● DATA EXCERPTS
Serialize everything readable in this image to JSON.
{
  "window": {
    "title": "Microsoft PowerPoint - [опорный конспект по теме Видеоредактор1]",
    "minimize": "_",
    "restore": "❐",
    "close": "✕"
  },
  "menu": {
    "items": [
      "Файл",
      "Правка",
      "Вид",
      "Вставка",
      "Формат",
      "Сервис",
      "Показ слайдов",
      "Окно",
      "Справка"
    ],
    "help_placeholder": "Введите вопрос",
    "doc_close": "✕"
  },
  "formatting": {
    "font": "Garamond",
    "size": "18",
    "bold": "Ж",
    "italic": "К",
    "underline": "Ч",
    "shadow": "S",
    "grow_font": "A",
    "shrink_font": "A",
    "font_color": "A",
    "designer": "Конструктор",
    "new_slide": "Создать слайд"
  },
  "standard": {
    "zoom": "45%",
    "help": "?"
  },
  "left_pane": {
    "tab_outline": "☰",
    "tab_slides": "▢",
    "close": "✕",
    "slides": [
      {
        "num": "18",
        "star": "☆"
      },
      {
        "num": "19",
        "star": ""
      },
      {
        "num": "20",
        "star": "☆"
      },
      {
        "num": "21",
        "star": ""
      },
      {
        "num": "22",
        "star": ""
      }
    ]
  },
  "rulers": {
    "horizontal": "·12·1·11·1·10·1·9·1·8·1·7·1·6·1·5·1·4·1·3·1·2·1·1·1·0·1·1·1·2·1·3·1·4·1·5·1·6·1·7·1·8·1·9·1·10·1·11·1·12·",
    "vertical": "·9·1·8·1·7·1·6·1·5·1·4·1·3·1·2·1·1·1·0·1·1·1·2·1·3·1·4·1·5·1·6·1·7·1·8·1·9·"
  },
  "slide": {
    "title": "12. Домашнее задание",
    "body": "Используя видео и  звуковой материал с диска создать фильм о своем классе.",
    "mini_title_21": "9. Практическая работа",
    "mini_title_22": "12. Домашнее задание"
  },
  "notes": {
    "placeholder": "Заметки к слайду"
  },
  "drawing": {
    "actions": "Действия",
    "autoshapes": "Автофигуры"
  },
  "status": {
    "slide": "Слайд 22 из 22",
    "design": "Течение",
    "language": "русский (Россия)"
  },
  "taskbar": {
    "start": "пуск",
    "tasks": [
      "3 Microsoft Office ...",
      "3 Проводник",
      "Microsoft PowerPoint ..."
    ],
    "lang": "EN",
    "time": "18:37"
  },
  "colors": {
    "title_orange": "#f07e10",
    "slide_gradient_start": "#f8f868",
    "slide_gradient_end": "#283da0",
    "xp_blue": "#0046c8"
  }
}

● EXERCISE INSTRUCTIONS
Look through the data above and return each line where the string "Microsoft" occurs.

● EXERCISE RESULT
    "title": "Microsoft PowerPoint - [опорный конспект по теме Видеоредактор1]",
      "3 Microsoft Office ...",
      "Microsoft PowerPoint ..."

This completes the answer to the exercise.